5. Use meetings strategically

You know those meetings that seem to go on forever and leave you wondering what just happened? Yeah, let’s avoid those.

In a hybrid work environment, it’s crucial to make the most of your meeting time. Set clear agendas, invite-only the necessary team members, and stick to the schedule. Keep everyone engaged, whether they’re joining from the office or through a video call.

Take into account different time zones when scheduling meetings to accommodate everyone’s working hours as much as possible. To prevent meetings from becoming time-wasting sessions, limit their duration and stay on topic. Consider recording meetings for those who couldn’t attend, promoting transparency, and keeping everyone informed. 

6. Promote inclusion and feedback

To foster a positive and inclusive work culture, prioritize communication and feedback loops. Create channels for open dialogue and encourage employees to share their experiences, concerns, and suggestions.

Actively seek feedback on the effectiveness of the hybrid work model and address any issues that arise promptly. Employees who feel heard and valued are more likely to be engaged and committed to their work and the organization.

What are the Pros and Cons of a Hybrid Work Environment?

Like any work arrangement, a hybrid work environment comes with its own set of advantages and drawbacks. It’s important to weigh these carefully to determine if it’s the right fit for your organization.


  • Flexibility and Work-Life Balance: One of the primary advantages of a hybrid work environment is the flexibility it offers to employees. They have the freedom to choose when and where they work, allowing for a better work-life balance. This flexibility can lead to reduced stress, increased job satisfaction, and, ultimately, better work performance.
  • Talent Attraction and Retention: Offering a hybrid model makes your company stand out in the job market. People love the freedom to decide where they work. It helps you attract top-notch talent and keeps your current team happy and loyal.
  • Reduced cost of operation: Going hybrid can save serious bucks for both employees and employers. Less office space means lower rent and utility bills. Employees, on the other hand, can save on commuting expenses and possibly even housing costs if they relocate to areas with a lower cost of living. 


  • Heightened Cyber Risks: With employees working from different locations and devices, there is an increased risk of cyberattacks and data breaches. Home networks and personal devices might not have the same level of security as the company’s office infrastructure. This creates potential vulnerabilities that cybercriminals could exploit. Companies will need to implement robust cybersecurity measures and properly train employees to mitigate these risks.
  • Communication and collaboration challenges: While hybrid work is fantastic for individual productivity, it can pose some hurdles regarding teamwork. Maintaining effective communication and collaboration across remote and in-office employees can be tricky. Miscommunication is more likely to occur, leading to delays in project timelines and even a lack of clarity on tasks and responsibilities.
  • Onboarding and Training Issues: Introducing new employees to the company culture and providing adequate training might be more challenging in a hybrid work environment.

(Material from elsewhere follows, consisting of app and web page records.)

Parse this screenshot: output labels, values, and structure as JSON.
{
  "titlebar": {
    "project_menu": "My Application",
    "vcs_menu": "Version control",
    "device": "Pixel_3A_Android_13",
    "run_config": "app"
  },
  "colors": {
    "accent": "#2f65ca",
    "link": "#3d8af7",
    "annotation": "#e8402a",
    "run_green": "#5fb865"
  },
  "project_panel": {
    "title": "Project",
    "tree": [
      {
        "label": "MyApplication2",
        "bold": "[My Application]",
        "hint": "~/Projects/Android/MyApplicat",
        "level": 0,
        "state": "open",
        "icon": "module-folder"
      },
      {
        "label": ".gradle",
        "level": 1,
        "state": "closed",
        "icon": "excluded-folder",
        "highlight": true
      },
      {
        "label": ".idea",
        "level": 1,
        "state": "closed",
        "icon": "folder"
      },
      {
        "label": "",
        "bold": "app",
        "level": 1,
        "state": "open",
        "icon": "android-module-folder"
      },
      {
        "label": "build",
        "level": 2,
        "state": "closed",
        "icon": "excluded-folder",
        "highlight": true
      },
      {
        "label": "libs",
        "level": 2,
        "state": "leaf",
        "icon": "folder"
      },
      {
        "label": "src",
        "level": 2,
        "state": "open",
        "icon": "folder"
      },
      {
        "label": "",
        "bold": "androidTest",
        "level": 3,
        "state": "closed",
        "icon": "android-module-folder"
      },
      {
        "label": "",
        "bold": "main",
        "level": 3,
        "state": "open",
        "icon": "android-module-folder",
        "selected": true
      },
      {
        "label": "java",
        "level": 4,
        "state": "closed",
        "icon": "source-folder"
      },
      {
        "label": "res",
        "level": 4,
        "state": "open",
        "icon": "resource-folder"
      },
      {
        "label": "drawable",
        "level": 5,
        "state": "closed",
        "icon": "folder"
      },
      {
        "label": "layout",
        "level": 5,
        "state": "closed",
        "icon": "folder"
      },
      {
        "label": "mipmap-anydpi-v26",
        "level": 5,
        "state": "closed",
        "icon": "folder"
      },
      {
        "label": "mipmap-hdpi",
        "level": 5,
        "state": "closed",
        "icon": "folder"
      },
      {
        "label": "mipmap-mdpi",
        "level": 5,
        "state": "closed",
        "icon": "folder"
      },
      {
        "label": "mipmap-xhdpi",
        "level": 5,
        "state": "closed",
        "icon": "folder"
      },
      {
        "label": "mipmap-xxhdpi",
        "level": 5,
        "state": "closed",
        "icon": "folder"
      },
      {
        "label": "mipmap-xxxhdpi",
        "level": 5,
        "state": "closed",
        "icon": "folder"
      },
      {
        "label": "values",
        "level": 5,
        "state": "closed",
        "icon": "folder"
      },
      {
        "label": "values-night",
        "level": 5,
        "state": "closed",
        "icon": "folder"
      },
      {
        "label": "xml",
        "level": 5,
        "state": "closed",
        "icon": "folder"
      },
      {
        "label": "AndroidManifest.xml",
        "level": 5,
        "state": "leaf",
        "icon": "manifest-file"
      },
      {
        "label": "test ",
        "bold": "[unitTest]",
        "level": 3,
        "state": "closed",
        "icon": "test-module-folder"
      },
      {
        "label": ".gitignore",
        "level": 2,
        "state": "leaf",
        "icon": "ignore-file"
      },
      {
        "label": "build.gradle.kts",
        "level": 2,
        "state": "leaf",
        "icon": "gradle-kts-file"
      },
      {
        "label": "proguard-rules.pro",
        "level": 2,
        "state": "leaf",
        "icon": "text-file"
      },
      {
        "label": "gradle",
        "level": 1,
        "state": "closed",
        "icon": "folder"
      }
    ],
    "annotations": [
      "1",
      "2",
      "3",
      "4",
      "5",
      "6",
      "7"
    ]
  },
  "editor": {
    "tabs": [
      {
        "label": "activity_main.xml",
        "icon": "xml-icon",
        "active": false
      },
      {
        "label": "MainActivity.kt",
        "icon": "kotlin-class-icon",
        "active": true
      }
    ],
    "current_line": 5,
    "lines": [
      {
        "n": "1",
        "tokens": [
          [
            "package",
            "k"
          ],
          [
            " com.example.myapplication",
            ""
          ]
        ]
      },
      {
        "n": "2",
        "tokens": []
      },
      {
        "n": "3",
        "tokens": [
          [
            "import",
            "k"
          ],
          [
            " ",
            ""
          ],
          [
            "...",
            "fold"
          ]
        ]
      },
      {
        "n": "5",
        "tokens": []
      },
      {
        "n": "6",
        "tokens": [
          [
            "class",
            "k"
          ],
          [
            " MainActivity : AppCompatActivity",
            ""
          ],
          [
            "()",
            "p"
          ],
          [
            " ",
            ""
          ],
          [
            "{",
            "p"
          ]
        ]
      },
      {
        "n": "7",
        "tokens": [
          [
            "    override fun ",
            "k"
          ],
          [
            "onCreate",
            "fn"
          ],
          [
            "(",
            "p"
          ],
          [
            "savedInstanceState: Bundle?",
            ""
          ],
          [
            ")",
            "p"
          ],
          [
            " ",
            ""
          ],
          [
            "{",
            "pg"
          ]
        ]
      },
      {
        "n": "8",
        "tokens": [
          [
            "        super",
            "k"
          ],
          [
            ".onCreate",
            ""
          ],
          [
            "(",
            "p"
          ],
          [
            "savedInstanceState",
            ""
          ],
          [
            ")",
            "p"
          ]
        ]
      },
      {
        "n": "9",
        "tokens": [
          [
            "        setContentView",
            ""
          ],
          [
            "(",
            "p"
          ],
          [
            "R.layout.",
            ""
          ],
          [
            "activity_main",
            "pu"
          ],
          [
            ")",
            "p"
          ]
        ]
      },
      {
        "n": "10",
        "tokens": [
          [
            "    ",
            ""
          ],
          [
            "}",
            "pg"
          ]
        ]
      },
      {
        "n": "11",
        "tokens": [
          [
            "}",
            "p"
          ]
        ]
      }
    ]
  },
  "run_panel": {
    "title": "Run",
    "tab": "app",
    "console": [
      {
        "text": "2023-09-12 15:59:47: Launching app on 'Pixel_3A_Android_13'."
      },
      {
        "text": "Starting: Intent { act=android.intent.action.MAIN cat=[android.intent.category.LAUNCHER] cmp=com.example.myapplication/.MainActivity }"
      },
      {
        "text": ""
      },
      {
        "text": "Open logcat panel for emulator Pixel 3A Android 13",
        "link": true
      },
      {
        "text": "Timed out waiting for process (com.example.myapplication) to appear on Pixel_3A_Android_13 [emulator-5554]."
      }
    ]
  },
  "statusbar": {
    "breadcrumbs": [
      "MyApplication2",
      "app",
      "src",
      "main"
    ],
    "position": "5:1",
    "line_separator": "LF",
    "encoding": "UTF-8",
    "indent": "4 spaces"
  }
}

Remote onboarding and training processes can lack the personal touch and face-to-face interactions that can help new hires integrate smoothly into the team.

To Wrap Up

Hybrid work is here to stay. This working model represents a transformative shift in how we work, bringing numerous benefits to employees and employers. It offers flexibility, increased job satisfaction, access to a broader talent pool, and cost-saving opportunities. 

However, its successful implementation requires careful planning, communication, and consideration of potential challenges. By implementing the six key strategies discussed in this article, businesses can foster a thriving and harmonious work environment that optimizes the potential of both in-office and remote work.